Could you print out every entry, character for character?

INPUT FOR THIS TASK:

◆ ◆ ◆

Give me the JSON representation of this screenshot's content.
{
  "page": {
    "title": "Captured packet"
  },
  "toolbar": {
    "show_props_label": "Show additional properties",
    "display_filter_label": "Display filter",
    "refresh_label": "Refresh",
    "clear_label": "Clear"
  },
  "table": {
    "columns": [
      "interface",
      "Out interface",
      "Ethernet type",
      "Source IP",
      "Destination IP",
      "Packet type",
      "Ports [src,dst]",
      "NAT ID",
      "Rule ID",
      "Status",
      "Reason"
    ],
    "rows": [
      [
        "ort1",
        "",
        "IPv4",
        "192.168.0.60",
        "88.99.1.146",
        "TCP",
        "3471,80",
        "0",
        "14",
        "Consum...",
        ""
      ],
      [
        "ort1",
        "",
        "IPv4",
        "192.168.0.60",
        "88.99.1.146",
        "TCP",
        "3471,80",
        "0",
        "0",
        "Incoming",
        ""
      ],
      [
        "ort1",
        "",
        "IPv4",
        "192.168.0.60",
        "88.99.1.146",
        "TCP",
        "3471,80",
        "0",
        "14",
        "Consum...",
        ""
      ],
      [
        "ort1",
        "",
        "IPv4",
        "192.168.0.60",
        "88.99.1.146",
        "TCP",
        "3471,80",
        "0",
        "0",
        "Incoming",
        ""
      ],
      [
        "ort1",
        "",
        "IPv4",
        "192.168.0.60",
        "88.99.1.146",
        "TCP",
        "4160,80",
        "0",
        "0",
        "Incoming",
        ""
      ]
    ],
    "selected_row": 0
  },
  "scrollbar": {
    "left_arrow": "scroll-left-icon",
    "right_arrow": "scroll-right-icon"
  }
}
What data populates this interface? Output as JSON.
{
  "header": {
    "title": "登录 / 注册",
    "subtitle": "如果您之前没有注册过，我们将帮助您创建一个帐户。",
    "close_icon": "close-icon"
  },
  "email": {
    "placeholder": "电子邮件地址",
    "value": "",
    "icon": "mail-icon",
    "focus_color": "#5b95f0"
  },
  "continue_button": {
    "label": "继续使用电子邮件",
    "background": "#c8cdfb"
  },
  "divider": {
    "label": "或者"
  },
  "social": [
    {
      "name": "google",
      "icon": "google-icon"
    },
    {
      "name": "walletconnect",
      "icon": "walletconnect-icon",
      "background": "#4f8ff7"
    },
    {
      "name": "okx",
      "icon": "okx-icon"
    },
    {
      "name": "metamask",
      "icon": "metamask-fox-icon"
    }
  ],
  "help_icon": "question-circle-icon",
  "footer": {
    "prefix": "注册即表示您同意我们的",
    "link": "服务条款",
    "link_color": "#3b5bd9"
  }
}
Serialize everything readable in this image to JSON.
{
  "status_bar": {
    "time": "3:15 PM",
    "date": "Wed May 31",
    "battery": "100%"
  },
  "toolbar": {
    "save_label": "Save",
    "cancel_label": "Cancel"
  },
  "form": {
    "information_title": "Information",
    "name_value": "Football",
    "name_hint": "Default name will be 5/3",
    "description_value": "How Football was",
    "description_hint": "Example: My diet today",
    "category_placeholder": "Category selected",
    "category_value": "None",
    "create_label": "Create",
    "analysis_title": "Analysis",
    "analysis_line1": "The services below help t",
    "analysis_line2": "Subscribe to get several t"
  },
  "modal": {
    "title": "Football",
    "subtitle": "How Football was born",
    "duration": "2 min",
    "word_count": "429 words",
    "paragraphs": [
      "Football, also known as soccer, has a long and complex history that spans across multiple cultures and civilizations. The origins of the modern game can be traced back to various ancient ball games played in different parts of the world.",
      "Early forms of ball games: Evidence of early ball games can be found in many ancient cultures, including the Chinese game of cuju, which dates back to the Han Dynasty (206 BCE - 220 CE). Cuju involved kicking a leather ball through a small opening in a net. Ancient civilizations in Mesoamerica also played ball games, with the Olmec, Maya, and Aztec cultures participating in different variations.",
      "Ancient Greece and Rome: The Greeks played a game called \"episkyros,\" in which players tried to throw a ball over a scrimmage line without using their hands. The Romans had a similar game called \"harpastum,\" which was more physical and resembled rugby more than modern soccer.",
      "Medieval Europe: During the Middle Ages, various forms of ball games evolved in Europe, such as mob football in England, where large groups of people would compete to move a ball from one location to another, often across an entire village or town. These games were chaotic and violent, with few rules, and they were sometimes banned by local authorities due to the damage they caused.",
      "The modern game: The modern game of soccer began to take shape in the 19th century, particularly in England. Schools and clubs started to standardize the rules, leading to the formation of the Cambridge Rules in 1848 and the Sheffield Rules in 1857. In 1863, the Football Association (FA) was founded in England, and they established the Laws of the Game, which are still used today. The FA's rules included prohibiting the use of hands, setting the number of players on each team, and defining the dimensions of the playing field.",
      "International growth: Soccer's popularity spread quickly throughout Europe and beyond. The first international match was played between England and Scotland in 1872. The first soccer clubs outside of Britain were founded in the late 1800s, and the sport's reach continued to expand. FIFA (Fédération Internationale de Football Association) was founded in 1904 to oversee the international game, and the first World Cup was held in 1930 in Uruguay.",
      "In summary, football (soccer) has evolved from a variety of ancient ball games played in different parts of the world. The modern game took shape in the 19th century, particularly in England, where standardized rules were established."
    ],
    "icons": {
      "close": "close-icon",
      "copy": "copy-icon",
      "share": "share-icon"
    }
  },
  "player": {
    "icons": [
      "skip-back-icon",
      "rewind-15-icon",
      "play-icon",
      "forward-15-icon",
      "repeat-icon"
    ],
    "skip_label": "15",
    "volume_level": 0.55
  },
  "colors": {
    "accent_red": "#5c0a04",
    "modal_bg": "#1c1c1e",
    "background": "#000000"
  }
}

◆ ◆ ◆

ANSWER BOX:
Give me the JSON representation of this screenshot's content.
{
  "page": {
    "title": "Captured packet"
  },
  "toolbar": {
    "show_props_label": "Show additional properties",
    "display_filter_label": "Display filter",
    "refresh_label": "Refresh",
    "clear_label": "Clear"
  },
  "table": {
    "columns": [
      "interface",
      "Out interface",
      "Ethernet type",
      "Source IP",
      "Destination IP",
      "Packet type",
      "Ports [src,dst]",
      "NAT ID",
      "Rule ID",
      "Status",
      "Reason"
    ],
    "rows": [
      [
        "ort1",
        "",
        "IPv4",
        "192.168.0.60",
        "88.99.1.146",
        "TCP",
        "3471,80",
        "0",
        "14",
        "Consum...",
        ""
      ],
      [
        "ort1",
        "",
        "IPv4",
        "192.168.0.60",
        "88.99.1.146",
        "TCP",
        "3471,80",
        "0",
        "0",
        "Incoming",
        ""
      ],
      [
        "ort1",
        "",
        "IPv4",
        "192.168.0.60",
        "88.99.1.146",
        "TCP",
        "3471,80",
        "0",
        "14",
        "Consum...",
        ""
      ],
      [
        "ort1",
        "",
        "IPv4",
        "192.168.0.60",
        "88.99.1.146",
        "TCP",
        "3471,80",
        "0",
        "0",
        "Incoming",
        ""
      ],
      [
        "ort1",
        "",
        "IPv4",
        "192.168.0.60",
        "88.99.1.146",
        "TCP",
        "4160,80",
        "0",
        "0",
        "Incoming",
        ""
      ]
    ],
    "selected_row": 0
  },
  "scrollbar": {
    "left_arrow": "scroll-left-icon",
    "right_arrow": "scroll-right-icon"
  }
}
What data populates this interface? Output as JSON.
{
  "header": {
    "title": "登录 / 注册",
    "subtitle": "如果您之前没有注册过，我们将帮助您创建一个帐户。",
    "close_icon": "close-icon"
  },
  "email": {
    "placeholder": "电子邮件地址",
    "value": "",
    "icon": "mail-icon",
    "focus_color": "#5b95f0"
  },
  "continue_button": {
    "label": "继续使用电子邮件",
    "background": "#c8cdfb"
  },
  "divider": {
    "label": "或者"
  },
  "social": [
    {
      "name": "google",
      "icon": "google-icon"
    },
    {
      "name": "walletconnect",
      "icon": "walletconnect-icon",
      "background": "#4f8ff7"
    },
    {
      "name": "okx",
      "icon": "okx-icon"
    },
    {
      "name": "metamask",
      "icon": "metamask-fox-icon"
    }
  ],
  "help_icon": "question-circle-icon",
  "footer": {
    "prefix": "注册即表示您同意我们的",
    "link": "服务条款",
    "link_color": "#3b5bd9"
  }
}
Serialize everything readable in this image to JSON.
{
  "status_bar": {
    "time": "3:15 PM",
    "date": "Wed May 31",
    "battery": "100%"
  },
  "toolbar": {
    "save_label": "Save",
    "cancel_label": "Cancel"
  },
  "form": {
    "information_title": "Information",
    "name_value": "Football",
    "name_hint": "Default name will be 5/3",
    "description_value": "How Football was",
    "description_hint": "Example: My diet today",
    "category_placeholder": "Category selected",
    "category_value": "None",
    "create_label": "Create",
    "analysis_title": "Analysis",
    "analysis_line1": "The services below help t",
    "analysis_line2": "Subscribe to get several t"
  },
  "modal": {
    "title": "Football",
    "subtitle": "How Football was born",
    "duration": "2 min",
    "word_count": "429 words",
    "paragraphs": [
      "Football, also known as soccer, has a long and complex history that spans across multiple cultures and civilizations. The origins of the modern game can be traced back to various ancient ball games played in different parts of the world.",
      "Early forms of ball games: Evidence of early ball games can be found in many ancient cultures, including the Chinese game of cuju, which dates back to the Han Dynasty (206 BCE - 220 CE). Cuju involved kicking a leather ball through a small opening in a net. Ancient civilizations in Mesoamerica also played ball games, with the Olmec, Maya, and Aztec cultures participating in different variations.",
      "Ancient Greece and Rome: The Greeks played a game called \"episkyros,\" in which players tried to throw a ball over a scrimmage line without using their hands. The Romans had a similar game called \"harpastum,\" which was more physical and resembled rugby more than modern soccer.",
      "Medieval Europe: During the Middle Ages, various forms of ball games evolved in Europe, such as mob football in England, where large groups of people would compete to move a ball from one location to another, often across an entire village or town. These games were chaotic and violent, with few rules, and they were sometimes banned by local authorities due to the damage they caused.",
      "The modern game: The modern game of soccer began to take shape in the 19th century, particularly in England. Schools and clubs started to standardize the rules, leading to the formation of the Cambridge Rules in 1848 and the Sheffield Rules in 1857. In 1863, the Football Association (FA) was founded in England, and they established the Laws of the Game, which are still used today. The FA's rules included prohibiting the use of hands, setting the number of players on each team, and defining the dimensions of the playing field.",
      "International growth: Soccer's popularity spread quickly throughout Europe and beyond. The first international match was played between England and Scotland in 1872. The first soccer clubs outside of Britain were founded in the late 1800s, and the sport's reach continued to expand. FIFA (Fédération Internationale de Football Association) was founded in 1904 to oversee the international game, and the first World Cup was held in 1930 in Uruguay.",
      "In summary, football (soccer) has evolved from a variety of ancient ball games played in different parts of the world. The modern game took shape in the 19th century, particularly in England, where standardized rules were established."
    ],
    "icons": {
      "close": "close-icon",
      "copy": "copy-icon",
      "share": "share-icon"
    }
  },
  "player": {
    "icons": [
      "skip-back-icon",
      "rewind-15-icon",
      "play-icon",
      "forward-15-icon",
      "repeat-icon"
    ],
    "skip_label": "15",
    "volume_level": 0.55
  },
  "colors": {
    "accent_red": "#5c0a04",
    "modal_bg": "#1c1c1e",
    "background": "#000000"
  }
}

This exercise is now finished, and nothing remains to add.